Prompt
Below is a block of records; repeat each one exactly.
*** Information provided ***
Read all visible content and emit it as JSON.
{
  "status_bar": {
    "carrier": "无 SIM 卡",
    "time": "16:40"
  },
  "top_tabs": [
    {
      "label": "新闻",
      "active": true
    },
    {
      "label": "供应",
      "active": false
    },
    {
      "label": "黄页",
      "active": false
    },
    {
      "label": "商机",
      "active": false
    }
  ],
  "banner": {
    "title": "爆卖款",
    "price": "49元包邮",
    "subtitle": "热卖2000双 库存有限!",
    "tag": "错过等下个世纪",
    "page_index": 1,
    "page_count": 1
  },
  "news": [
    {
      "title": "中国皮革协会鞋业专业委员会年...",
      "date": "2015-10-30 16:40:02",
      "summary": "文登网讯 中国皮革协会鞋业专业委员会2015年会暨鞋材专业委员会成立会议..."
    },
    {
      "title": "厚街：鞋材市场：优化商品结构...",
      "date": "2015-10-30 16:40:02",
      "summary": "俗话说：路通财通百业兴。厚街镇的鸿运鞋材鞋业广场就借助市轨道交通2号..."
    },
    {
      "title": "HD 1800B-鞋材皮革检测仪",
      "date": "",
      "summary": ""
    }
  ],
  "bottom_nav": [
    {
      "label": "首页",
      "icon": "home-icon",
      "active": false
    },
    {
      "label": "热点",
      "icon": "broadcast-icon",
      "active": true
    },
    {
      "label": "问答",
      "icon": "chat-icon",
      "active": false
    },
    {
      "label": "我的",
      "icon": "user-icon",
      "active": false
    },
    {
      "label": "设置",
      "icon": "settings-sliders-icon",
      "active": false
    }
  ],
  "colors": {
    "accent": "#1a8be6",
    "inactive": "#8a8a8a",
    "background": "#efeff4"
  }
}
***
Written solution
Read all visible content and emit it as JSON.
{
  "status_bar": {
    "carrier": "无 SIM 卡",
    "time": "16:40"
  },
  "top_tabs": [
    {
      "label": "新闻",
      "active": true
    },
    {
      "label": "供应",
      "active": false
    },
    {
      "label": "黄页",
      "active": false
    },
    {
      "label": "商机",
      "active": false
    }
  ],
  "banner": {
    "title": "爆卖款",
    "price": "49元包邮",
    "subtitle": "热卖2000双 库存有限!",
    "tag": "错过等下个世纪",
    "page_index": 1,
    "page_count": 1
  },
  "news": [
    {
      "title": "中国皮革协会鞋业专业委员会年...",
      "date": "2015-10-30 16:40:02",
      "summary": "文登网讯 中国皮革协会鞋业专业委员会2015年会暨鞋材专业委员会成立会议..."
    },
    {
      "title": "厚街：鞋材市场：优化商品结构...",
      "date": "2015-10-30 16:40:02",
      "summary": "俗话说：路通财通百业兴。厚街镇的鸿运鞋材鞋业广场就借助市轨道交通2号..."
    },
    {
      "title": "HD 1800B-鞋材皮革检测仪",
      "date": "",
      "summary": ""
    }
  ],
  "bottom_nav": [
    {
      "label": "首页",
      "icon": "home-icon",
      "active": false
    },
    {
      "label": "热点",
      "icon": "broadcast-icon",
      "active": true
    },
    {
      "label": "问答",
      "icon": "chat-icon",
      "active": false
    },
    {
      "label": "我的",
      "icon": "user-icon",
      "active": false
    },
    {
      "label": "设置",
      "icon": "settings-sliders-icon",
      "active": false
    }
  ],
  "colors": {
    "accent": "#1a8be6",
    "inactive": "#8a8a8a",
    "background": "#efeff4"
  }
}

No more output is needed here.